Where are we now and in which direction are we heading?

Some of the contributors to this special issue believe that we have reached the end of the “neoliberal” era. I am more sceptical. In any event, the end of neoliberalism, however you define it, will not lead to a social-democratic revival: it looks as if, in many Western countries, we are entering an age in which centre-left parties cannot form ruling majorities, having leaked support to nationalists, populists and more radical alternatives.

Certainly the British Labour Party, riven by a war between its parliamentary representatives and much of its membership, is in a critical condition. At the same time, Jeremy Corbyn’s leadership has inspired a remarkable re-engagement with left-wing politics, even as his party slumps in the polls. His own views may seem frozen in time, but hundreds of thousands of people, many of them young graduates, have responded to his anti-austerity rhetoric, his candour and his shambolic, unspun style.

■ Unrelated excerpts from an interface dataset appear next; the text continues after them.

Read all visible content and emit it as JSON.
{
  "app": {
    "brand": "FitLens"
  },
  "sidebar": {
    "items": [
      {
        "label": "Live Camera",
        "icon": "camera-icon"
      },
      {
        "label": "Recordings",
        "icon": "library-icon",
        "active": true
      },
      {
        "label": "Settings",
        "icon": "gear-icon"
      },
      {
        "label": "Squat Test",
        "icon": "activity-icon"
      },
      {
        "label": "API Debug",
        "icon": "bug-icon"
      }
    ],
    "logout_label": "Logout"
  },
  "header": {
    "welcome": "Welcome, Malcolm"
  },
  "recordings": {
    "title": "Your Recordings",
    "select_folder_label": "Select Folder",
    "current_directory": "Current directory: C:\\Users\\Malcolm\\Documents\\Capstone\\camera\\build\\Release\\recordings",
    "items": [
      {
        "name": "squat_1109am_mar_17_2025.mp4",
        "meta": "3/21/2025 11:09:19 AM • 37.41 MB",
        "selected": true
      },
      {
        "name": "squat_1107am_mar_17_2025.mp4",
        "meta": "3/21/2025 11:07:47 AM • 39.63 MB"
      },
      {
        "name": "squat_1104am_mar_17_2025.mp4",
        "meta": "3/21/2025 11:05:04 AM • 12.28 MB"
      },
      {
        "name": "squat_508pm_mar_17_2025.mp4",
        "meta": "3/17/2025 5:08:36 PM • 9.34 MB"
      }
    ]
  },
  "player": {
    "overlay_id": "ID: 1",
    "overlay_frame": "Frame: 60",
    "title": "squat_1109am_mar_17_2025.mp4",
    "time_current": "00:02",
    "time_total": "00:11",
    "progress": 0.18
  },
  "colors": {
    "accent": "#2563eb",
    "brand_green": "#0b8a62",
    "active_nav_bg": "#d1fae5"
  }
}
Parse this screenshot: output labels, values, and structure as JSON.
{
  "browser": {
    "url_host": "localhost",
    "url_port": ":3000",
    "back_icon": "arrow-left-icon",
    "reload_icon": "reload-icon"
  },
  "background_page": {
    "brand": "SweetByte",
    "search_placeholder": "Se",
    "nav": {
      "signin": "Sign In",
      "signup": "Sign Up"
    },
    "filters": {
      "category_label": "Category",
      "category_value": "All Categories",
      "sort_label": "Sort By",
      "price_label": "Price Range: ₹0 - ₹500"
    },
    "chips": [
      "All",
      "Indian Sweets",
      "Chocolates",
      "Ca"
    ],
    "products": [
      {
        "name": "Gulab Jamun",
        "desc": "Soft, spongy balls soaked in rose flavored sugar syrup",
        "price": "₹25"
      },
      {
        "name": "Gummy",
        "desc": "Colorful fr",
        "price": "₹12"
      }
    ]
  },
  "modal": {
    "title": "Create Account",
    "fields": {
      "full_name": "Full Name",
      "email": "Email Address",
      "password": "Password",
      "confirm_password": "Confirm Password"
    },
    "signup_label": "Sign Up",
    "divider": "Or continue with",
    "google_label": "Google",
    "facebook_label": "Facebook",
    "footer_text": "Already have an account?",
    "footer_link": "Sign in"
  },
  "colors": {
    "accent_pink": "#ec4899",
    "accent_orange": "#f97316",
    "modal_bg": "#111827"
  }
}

The EU referendum, in which as much as one-third of Labour supporters voted for Brexit, exposed another chasm in Labour – this time between educated metropolitan liberals and the more socially conservative white working class on whose loyalty the party has long depended. This no longer looks like a viable election-winning coalition, especially after the collapse of Labour in Scotland and the concomitant rise of nationalism in England.

In Marxism Today’s “New Times” issue of October 1988, Stuart Hall wrote: “The left seems not just displaced by Thatcherism, but disabled, flattened, becalmed by the very prospect of change; afraid of rooting itself in ‘the new’ and unable to make the leap of imagination required to engage the future.” Something similar could be said of the left today as it confronts Brexit, the disunities within the United Kingdom, and, in Theresa May, a prime minister who has indicated that she might be prepared to break with the orthodoxies of the past three decades.

The Labour leadership contest between Corbyn and Owen Smith was largely an exercise in nostalgia, both candidates seeking to revive policies that defined an era of mass production and working-class solidarity when Labour was strong. On matters such as immigration, digital disruption, the new gig economy or the power of networks, they had little to say. They proposed a politics of opposition – against austerity, against grammar schools. But what were they for? Neither man seemed capable of embracing the “leading edge of change” or of making the imaginative leap necessary to engage the future.

So is there a politics of the left that will allow us to ride with the currents of these turbulent “new times” and thus shape rather than be flattened by them? Over the next 34 pages 18 writers, offering many perspectives, attempt to answer this and related questions as they analyse the forces shaping a world in which power is shifting to the East, wars rage unchecked in the Middle East, refugees drown en masse in the Mediterranean, technology is outstripping our capacity to understand it, and globalisation begins to fragment.

— Jason Cowley, Editor 

Tom Kibasi on what the left fails to see

Philip Collins on why it's time for Labour to end its crisis

John Harris on why Labour is losing its heartland

Lisa Nandy on how Labour has been halted and hollowed out

David Runciman on networks and the digital revolution

John Gray on why the right, not the left, has grasped the new times

Mariana Mazzucato on why it's time for progressives to rethink capitalism

Robert Ford on why the left must reckon with the anger of those left behind

Ros Wynne-Jones on the people who need a Labour government most

Gary Gerstle on Corbyn, Sanders and the populist surge

Nick Pearce on why the left is haunted by the ghosts of the 1930s

Paul Mason on why the left must be ready to cause a commotion

Neal Lawson on what the new, 21st-century left needs now

Charles Leadbeater explains why we are all existentialists now

John Bew mourns the lost left

Marc Stears on why democracy is a long, hard, slow business

Vince Cable on how a financial crisis empowered the right

David Miliband on why the left needs to move forward, not back

This article first appeared in the 22 September 2016 issue of the New Statesman, The New Times